After becoming a major brand for Michelle Obama, J. Crew has been a staple of the American fashion landscape for decades but in recent years has lost its footing. Now, with nearly 500 stores worldwide currently closed by the coronavirus pandemic, J. Crew Group Inc. – which operates J.Crew and Madewell – filed for bankruptcy on Monday.
J. Crew Group started as the Popular Club Plan in 1947, a door-to-door business that sells cheap women’s clothing. In 1983 the company was re-launched as J. Crew, a catalog-only retailer, and positioned itself as a cheaper alternative to Ralph Lauren’s. The first J. Crew store opened in 1989, in Manhattan, selling cheerful American women’s clothing.
But about ten years ago J. Crew was truly successful – transforming his image from comfortable to beautiful, and becoming an inevitable part of the fashion landscape, from stylish magazines and blogs to women’s wardrobe.
Jenna Lyons at the 2015 Met Gala, in New York City.
Under the supervision of CEO and chairman Mickey Drexler (now chairman of the sports clothing brand Outdoor Voices) and Jenna Lyons, who took over as creative director in 2008 and was promoted to president two years later, J. Crew came to symbolize a certain type of recession-era elegance .
Inspired by Lyons’s unique blend of casual design and upscale pieces (he is famous for wearing a fluffy ball skirt and loose beige sweater for Met Gala 2011), J. Crew sells button-colored pastel buttons and neatly wrapped T-shirts; sequined blazers and oversized costume jewelery; jacquard pants and distressed jeans.
Seen here in J. Crew argyle sweaters in 2012, Michelle Obama has become a big fan of American brands. Credit: Pictures of Alex Wong / Getty
The poppy campaign is run by Joan Smalls, Sasha Pivovarova, Amber Valletta, Lauren Hutton and other top models providing social media food. Lyons’ approach is so widely embraced that, in 2013, the New York Times dubbed it “The Woman in American Dress.” This brand offers a type of luxury that is more accessible.
First Lady Michelle Obama chose a pair of J. Crew pumps for the 2012 Democratic National Convention. Credit: Douglas Graham / CQ Roll Call / Getty Images
Celebrities such as Jessica Alba, Blake Lively, Gwyneth Paltrow (2012 campaign star) and Reese Witherspoon are often seen on their best J. Crew. But their most influential celebrity fan is Michelle Obama.
Reflecting the sensitivity of the high-low Lyons, Obama seems to have a brand in constant rotation during his tenure as First Lady – the crew’s leather gloves paired with the ensemble Isabel Toledo at her husband’s inauguration in 2009, the salmon and sweater skirt worn on the Vogue yard, the pink pump praising the dress brocade by Tracy Reese at the 2012 Democratic National Convention.
Michelle Obama on “The Tonight Show” in October 2008, wearing J. Crew.
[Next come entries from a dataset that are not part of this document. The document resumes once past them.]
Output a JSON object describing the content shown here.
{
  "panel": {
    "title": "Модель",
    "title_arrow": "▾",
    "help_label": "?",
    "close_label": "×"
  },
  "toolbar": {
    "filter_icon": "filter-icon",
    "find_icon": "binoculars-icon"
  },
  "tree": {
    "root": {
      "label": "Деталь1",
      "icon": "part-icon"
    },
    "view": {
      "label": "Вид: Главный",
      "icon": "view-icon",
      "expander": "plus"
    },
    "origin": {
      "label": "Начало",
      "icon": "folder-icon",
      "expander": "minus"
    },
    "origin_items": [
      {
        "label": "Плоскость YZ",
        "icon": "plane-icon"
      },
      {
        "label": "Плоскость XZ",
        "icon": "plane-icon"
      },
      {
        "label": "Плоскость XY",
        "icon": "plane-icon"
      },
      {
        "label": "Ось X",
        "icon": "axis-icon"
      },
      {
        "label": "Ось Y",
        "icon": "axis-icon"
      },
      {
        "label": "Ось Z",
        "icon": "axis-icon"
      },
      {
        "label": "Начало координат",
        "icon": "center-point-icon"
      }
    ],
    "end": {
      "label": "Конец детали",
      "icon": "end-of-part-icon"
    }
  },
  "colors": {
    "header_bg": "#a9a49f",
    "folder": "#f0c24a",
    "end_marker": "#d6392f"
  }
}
Credit: Paul Drinkwater / NBCU Photo Bank / Getty Images
Its influence causes the stock to sell out and increase the stock market: In a 2010 study, New York University professor David Yermack found that J. Crew shares rose 25% after Obama used J. Crew on “The Tonight Show” in October 2008.
But J. Crew has struggled to maintain that level of curiosity in recent years, because buyers who have been dedicated to lament the brand design is increasingly eccentric and prices continue to rise. In 2017, Lyons left the brand and was replaced by Johanna Uurasjarvi the following year. He was quickly replaced by Chris Benz, who was hired as early as 2019. Nothing could reignite J.Crew’s interest.
Today, Lyons’s eclectic arrogance, which is beneficial as well as original argyle sweaters and chino pants from the brand, appears to be from a different time. In an era of gender neutral dress, streetwear and – more recently – locking loungewear, it seems that trends and buyers have moved and J. Crew has not. Unfortunately, it is not relevant to have to be paid handsomely.